A time of year to take great risk of falling in love

Over 60

In the heart of London’s Piccadilly Circus is a fountain topped by a beautiful winged archer, balanced on one foot, about to shoot an arrow of love. He is Eros, behind each expression of love orIginated by Saint Valentine — a fifth century Christian and martyr — whose day is celebrated the world over, from here to Japan to Australia and beyond.

An estimated 144 valentine cards were exchanged this week, and along with the ubiquitous Hallmark tokens of love, we’ve garnered mementos from the most celebrated writers inhistory, from Shakespeare, who alone wrote 154 love sonnets, to the great Chilean poet Pablo Neruda, love speaks of its enduring power across the ages:

“My love is as deep as the sea; the more I give thee, the more I have.” — Shakespeare

“Love is composed of a single soul inhabiting two bodies.” — Aristotle

“Being deeply loved by someone gives you strength, while loving someone deeply gives you courage.” — Lao Tzu

“How do I love thee? Let me count the ways.” — Elizabeth Barrett Browning

“Love does not dominate; it cultivates.” — Goethe

“Love makes your soul crawl out from its hiding place.” — Zora Neale Hurston

“There is no remedy for love but to love more.” — Thoreau
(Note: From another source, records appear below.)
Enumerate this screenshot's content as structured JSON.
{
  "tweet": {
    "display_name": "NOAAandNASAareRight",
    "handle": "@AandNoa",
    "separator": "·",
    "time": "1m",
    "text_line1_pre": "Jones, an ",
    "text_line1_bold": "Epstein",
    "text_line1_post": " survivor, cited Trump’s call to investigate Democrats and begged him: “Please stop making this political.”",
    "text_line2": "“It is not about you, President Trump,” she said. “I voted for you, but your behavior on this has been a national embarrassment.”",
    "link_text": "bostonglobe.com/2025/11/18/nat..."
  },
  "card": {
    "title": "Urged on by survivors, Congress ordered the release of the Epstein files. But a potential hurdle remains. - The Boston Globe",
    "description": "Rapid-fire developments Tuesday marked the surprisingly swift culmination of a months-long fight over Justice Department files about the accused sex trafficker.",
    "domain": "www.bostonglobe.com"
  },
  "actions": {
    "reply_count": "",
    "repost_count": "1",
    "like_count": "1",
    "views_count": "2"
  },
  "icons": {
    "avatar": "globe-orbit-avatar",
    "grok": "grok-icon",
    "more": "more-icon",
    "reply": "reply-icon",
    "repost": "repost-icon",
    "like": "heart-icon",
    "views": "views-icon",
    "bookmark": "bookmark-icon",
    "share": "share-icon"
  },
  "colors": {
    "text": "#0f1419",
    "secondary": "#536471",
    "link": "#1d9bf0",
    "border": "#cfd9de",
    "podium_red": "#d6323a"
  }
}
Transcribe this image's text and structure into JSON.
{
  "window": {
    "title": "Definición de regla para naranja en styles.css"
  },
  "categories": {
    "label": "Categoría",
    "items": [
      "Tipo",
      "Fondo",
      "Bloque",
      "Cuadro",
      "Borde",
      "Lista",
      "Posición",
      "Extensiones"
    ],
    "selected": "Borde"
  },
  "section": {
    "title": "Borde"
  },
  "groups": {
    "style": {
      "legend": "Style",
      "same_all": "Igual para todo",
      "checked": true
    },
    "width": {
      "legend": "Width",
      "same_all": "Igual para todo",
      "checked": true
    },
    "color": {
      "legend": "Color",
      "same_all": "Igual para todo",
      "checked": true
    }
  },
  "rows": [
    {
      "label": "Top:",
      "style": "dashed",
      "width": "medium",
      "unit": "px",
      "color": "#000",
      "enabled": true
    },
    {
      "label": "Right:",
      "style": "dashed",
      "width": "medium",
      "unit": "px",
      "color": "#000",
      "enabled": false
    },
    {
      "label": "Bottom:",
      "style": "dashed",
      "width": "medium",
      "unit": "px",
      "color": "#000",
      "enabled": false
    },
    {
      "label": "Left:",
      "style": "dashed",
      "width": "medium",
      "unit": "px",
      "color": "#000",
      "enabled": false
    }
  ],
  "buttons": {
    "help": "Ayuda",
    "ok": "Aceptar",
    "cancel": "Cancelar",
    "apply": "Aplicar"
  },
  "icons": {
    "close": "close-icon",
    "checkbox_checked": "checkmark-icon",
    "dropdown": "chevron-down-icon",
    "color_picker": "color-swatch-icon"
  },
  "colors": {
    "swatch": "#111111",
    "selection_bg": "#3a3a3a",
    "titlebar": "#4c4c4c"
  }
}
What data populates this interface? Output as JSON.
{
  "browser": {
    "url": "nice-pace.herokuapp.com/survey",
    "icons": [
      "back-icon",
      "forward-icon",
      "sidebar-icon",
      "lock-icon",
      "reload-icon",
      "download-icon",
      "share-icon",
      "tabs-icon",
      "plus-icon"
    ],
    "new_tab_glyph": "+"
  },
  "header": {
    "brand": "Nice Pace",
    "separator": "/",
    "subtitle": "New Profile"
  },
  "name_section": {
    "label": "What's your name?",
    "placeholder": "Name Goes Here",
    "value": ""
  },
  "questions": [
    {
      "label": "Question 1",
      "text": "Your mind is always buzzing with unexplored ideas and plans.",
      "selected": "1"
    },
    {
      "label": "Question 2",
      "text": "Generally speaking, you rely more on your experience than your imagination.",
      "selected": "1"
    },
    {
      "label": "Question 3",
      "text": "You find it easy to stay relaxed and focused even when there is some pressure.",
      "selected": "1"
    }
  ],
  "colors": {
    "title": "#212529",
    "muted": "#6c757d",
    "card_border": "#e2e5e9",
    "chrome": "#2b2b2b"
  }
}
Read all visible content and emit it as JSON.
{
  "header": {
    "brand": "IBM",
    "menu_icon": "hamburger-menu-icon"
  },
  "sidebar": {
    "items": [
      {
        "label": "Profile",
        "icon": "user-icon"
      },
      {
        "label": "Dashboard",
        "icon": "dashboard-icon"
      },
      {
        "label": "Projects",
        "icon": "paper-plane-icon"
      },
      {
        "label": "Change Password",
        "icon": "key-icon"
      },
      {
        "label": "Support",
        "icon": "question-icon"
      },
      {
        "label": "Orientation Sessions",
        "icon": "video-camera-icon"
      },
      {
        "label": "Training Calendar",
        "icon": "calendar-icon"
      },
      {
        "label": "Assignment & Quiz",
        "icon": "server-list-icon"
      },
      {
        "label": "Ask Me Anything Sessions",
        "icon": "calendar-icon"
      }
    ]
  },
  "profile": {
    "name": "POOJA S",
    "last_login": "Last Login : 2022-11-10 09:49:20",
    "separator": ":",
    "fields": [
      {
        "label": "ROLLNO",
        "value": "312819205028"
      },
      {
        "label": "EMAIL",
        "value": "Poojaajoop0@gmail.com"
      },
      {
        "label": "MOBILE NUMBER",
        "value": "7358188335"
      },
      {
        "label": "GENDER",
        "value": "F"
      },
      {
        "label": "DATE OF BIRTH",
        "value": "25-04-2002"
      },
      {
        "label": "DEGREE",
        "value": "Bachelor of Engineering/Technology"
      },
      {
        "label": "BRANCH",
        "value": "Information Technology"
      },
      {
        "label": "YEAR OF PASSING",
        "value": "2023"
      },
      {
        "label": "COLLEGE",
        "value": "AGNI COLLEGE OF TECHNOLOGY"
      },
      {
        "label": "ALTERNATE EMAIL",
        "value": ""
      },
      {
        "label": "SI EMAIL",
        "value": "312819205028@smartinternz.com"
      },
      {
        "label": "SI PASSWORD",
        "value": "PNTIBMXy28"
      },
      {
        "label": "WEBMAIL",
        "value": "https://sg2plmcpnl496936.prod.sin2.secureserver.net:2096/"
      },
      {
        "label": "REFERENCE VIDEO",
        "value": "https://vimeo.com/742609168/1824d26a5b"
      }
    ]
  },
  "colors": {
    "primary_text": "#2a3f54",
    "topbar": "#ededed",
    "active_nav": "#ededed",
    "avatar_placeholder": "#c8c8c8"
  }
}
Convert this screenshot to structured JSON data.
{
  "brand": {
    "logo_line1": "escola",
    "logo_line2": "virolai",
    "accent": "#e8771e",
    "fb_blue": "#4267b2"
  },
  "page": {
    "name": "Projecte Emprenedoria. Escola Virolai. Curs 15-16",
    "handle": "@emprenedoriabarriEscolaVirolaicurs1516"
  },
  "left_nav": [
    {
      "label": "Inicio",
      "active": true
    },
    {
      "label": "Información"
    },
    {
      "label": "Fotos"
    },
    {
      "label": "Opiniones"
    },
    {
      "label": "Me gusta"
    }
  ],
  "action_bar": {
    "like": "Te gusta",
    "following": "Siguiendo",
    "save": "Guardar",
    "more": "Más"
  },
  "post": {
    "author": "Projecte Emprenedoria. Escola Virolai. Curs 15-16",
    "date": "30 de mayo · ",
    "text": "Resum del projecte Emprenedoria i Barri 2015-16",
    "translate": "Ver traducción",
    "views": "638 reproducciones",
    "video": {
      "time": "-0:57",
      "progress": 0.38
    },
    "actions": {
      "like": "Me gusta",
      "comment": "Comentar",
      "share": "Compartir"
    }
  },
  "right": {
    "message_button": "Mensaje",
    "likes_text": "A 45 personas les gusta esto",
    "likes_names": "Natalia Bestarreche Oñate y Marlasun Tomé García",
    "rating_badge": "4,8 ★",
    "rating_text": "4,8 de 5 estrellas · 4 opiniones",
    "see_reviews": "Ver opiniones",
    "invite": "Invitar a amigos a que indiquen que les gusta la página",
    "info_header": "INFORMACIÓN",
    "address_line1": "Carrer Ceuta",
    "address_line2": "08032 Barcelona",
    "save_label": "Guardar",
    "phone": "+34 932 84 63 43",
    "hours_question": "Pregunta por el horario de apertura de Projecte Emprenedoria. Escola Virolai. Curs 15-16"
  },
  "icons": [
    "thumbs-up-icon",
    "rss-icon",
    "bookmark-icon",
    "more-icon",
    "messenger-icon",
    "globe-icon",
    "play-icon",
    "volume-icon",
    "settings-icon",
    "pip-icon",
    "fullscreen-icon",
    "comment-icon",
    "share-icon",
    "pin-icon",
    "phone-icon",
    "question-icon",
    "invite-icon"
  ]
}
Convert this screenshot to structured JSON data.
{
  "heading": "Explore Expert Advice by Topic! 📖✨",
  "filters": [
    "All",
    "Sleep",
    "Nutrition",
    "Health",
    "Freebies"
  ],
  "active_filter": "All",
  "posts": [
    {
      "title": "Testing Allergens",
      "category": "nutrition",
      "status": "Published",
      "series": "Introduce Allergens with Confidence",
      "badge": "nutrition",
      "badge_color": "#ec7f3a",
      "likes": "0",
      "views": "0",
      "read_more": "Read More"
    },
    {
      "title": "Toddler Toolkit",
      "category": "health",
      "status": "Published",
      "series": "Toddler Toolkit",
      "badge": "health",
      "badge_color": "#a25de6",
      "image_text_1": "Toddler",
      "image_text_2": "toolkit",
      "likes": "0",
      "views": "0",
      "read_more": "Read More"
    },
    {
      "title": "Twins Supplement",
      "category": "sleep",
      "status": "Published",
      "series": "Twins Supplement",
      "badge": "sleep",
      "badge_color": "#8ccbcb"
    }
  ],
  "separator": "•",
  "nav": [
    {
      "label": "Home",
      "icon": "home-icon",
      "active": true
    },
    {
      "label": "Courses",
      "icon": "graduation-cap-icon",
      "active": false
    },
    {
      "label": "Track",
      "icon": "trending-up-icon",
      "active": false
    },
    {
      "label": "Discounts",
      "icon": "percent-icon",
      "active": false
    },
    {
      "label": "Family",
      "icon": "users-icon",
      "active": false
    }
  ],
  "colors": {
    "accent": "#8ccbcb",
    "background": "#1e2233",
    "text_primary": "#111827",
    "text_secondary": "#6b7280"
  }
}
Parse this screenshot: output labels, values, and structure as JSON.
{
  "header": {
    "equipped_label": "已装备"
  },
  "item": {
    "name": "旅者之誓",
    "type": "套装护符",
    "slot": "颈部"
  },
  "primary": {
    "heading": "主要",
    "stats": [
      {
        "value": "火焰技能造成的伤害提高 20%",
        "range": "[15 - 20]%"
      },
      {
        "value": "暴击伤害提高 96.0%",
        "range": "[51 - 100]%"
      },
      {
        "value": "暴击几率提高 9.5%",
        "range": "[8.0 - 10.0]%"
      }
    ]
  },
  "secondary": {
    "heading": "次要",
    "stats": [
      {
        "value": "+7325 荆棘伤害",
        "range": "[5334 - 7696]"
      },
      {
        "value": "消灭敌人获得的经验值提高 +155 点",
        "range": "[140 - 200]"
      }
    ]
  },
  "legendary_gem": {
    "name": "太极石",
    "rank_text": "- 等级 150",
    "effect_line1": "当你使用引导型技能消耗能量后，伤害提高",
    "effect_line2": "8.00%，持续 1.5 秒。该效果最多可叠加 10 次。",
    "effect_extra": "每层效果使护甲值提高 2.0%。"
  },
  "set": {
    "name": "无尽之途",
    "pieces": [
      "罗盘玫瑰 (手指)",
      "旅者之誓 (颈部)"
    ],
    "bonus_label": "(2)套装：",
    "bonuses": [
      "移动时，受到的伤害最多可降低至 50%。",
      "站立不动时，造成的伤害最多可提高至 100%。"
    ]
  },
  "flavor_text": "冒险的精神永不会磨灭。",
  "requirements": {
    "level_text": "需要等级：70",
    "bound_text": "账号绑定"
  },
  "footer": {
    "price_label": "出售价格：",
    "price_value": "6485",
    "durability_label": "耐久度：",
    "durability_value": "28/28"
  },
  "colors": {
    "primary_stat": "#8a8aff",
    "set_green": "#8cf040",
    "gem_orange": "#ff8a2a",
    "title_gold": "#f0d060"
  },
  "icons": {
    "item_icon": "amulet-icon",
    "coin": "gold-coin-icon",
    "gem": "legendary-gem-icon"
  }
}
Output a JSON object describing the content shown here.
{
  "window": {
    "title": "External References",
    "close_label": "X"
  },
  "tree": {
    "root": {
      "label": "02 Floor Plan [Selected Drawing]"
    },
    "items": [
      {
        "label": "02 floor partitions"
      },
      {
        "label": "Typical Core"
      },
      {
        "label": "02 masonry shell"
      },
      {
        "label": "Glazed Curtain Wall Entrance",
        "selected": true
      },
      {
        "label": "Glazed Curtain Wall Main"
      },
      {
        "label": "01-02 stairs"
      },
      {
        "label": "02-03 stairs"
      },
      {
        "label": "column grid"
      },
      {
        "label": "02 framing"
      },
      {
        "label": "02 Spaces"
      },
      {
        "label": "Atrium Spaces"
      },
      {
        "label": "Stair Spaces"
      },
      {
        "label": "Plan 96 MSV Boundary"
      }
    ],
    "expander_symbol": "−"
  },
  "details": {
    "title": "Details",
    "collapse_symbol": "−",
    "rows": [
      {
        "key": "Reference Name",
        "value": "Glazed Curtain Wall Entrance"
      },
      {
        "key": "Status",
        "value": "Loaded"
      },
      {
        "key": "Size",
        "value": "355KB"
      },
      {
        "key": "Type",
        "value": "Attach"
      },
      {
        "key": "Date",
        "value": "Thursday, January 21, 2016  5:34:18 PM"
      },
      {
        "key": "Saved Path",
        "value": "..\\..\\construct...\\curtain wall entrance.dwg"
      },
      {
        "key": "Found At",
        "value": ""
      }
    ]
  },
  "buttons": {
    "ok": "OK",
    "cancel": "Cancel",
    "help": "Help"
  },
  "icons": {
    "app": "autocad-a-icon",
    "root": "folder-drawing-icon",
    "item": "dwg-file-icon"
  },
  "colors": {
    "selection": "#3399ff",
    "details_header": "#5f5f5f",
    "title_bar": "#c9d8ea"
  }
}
“I love you without knowing how, or when, or from where. I love you because I know no other way than this: where ‘I’ does not exist nor ‘you’, so close that your hand on my chest is my hand, so close that your eyes close as I fall asleep.” — Neruda

Not all of us have the power to express ourselves so eloquently, and so we resort to more facetious expressions:

“All you need is love, but a little chocolate now & then doesn’t hurt.” — Charles Schulz

“I love being married; it’s so great to find one special person you want to annoy for the rest of your life.” — Rita Rudner

“To love oneself is the winning of a lifelong romance.” — Oscar Wilde

“Love is a grave mental disease.” — Plato

We know that love touches all ages and in a great variety of ways, and it usually exposes the differences between men and women.

For example, when a love relationship ends, a woman will cry and pour her heart out to her girlfriends, and she will write a poem titled “All Men are Idiots.” Then she will get on with her life. But a man has a little more trouble letting go. Six months after the breakup, at 3 a.m. on a Saturday night, he will phone to say, “I just called to let you now you’ve ruined my life, and I’ll never forgive you, and I hate you, and you’re a total floozy. But I want you to know that there’s always a chance for us.”

We could learn a lot about love from someone like the famed Dalai Lama, who once said, “Take into account that great love and great achievements involve great risk.”

And, anonymously, “A loving atmosphere in your home is the foundation for your life.”

And, “In disagreement with loved ones, deal only with the current situation; don’t bring up the past.”

And, “Approach love and cooking with reckless abandon.”

And, finally, “Remember that the best relationship is one in which your love for each other exceeds your need for each other.”

As for those Valentine Day greeting cards, try to be creative; look for something tacky and cynical, but unique:

“I’ve always wanted to have someone to hold, someone to love; but after having met you, I’ve changed my mind.”

“Looking back over the years that we’ve been together, I can’t help but wonder what the heck was I thinking?”

“As the days go by, I think of how lucky I am that you’re not here to ruin it for me.”

“I always wanted to be rich, powerful, and well respected. And while I’m dreaming, I wish you weren’t so darn ugly.”

But sooner or later, at a time like this, we can always turn to the great Lebanese philosopher and poet Kahlil Gibran for his inspiring words: “Love has no desire but to fulfill itself. But if you love and must needs have desires, let these be your desires: to melt and be like a running brook that sings its melody to the night. To know the pain of too much tenderness. To be wounded by your own understanding of love. And to bleed willingly and joyfully.”

And one final thing: ballets are nearly always comprised of love tales; there is at the Rozsa tonight a ballet comprised entirely of men in both gender roles to end all ballets — beautiful, tender, and screamingly outrageous — a perfect way to celebrate Valentine’s Day a couple of days late.